▶ _Task brief_:
Please report every line of the listing below that has the word "JSON" in it.

▶ _Recorded information_:
== Segment start ==
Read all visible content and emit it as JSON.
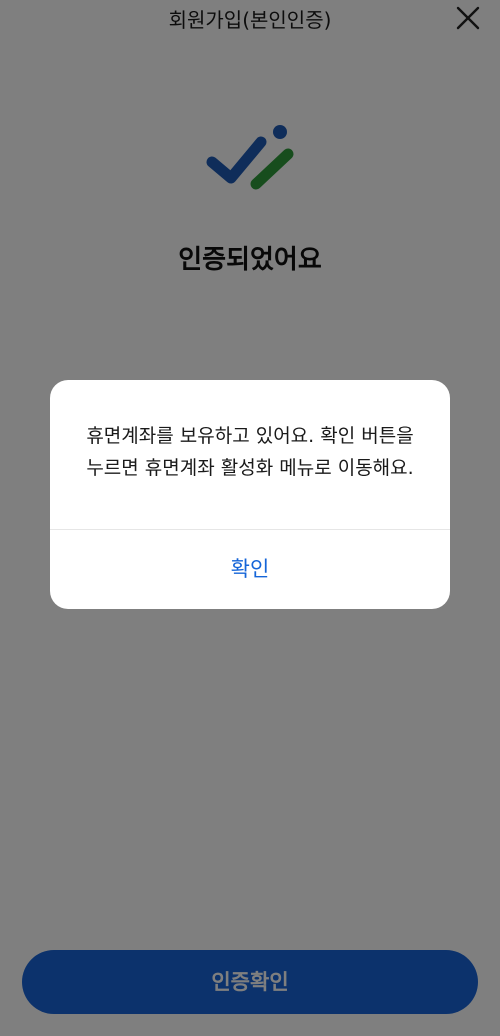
{
  "header": {
    "title": "회원가입(본인인증)",
    "close_icon": "close-icon"
  },
  "logo": {
    "icon": "verified-check-logo-icon",
    "colors": {
      "blue": "#1f5bb5",
      "green": "#2e9b3a"
    }
  },
  "main": {
    "headline": "인증되었어요"
  },
  "footer": {
    "primary_button_label": "인증확인",
    "primary_color": "#1865d8"
  },
  "dialog": {
    "message": "휴면계좌를 보유하고 있어요. 확인 버튼을\n누르면 휴면계좌 활성화 메뉴로 이동해요.",
    "confirm_label": "확인",
    "confirm_color": "#1565d8"
  }
}
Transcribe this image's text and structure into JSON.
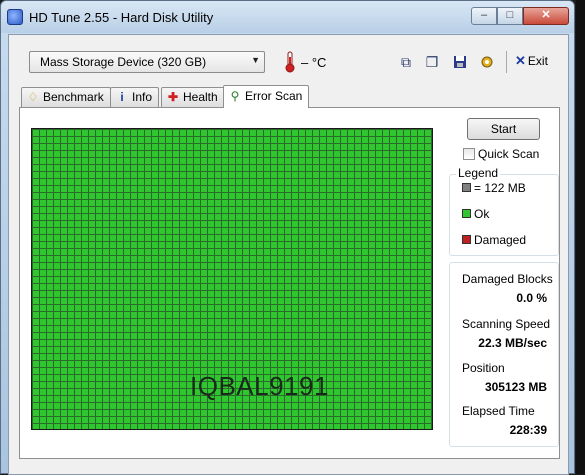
{
  "window": {
    "title": "HD Tune 2.55 - Hard Disk Utility",
    "minimize": "–",
    "maximize": "□",
    "close": "✕"
  },
  "toolbar": {
    "drive_select": "Mass Storage Device (320 GB)",
    "temperature": "– °C",
    "exit_label": "Exit",
    "icons": [
      "copy-icon",
      "copy-info-icon",
      "save-icon",
      "options-icon",
      "exit-icon"
    ]
  },
  "tabs": [
    {
      "label": "Benchmark",
      "icon": "benchmark-icon",
      "active": false
    },
    {
      "label": "Info",
      "icon": "info-icon",
      "active": false
    },
    {
      "label": "Health",
      "icon": "health-icon",
      "active": false
    },
    {
      "label": "Error Scan",
      "icon": "magnifier-icon",
      "active": true
    }
  ],
  "scan": {
    "watermark": "IQBAL9191",
    "block_color": "#2fc62f",
    "start_label": "Start",
    "quick_scan_label": "Quick Scan",
    "quick_scan_checked": false
  },
  "legend": {
    "title": "Legend",
    "items": [
      {
        "label": "= 122 MB",
        "color": "#808080"
      },
      {
        "label": "Ok",
        "color": "#2fc62f"
      },
      {
        "label": "Damaged",
        "color": "#c02020"
      }
    ]
  },
  "stats": {
    "damaged_blocks_label": "Damaged Blocks",
    "damaged_blocks_value": "0.0 %",
    "scanning_speed_label": "Scanning Speed",
    "scanning_speed_value": "22.3 MB/sec",
    "position_label": "Position",
    "position_value": "305123 MB",
    "elapsed_label": "Elapsed Time",
    "elapsed_value": "228:39"
  }
}
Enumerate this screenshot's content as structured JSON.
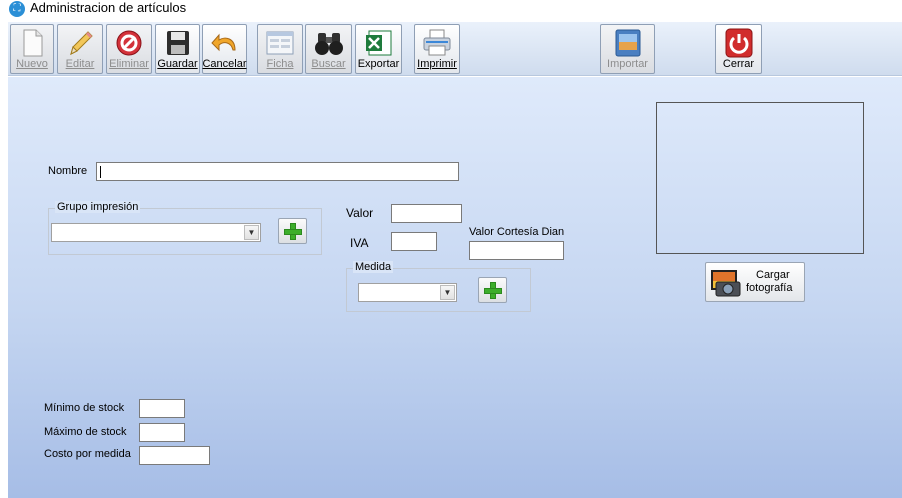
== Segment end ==
▶ _Task answer_:
Read all visible content and emit it as JSON.
Transcribe this image's text and structure into JSON.
Enumerate this screenshot's content as structured JSON.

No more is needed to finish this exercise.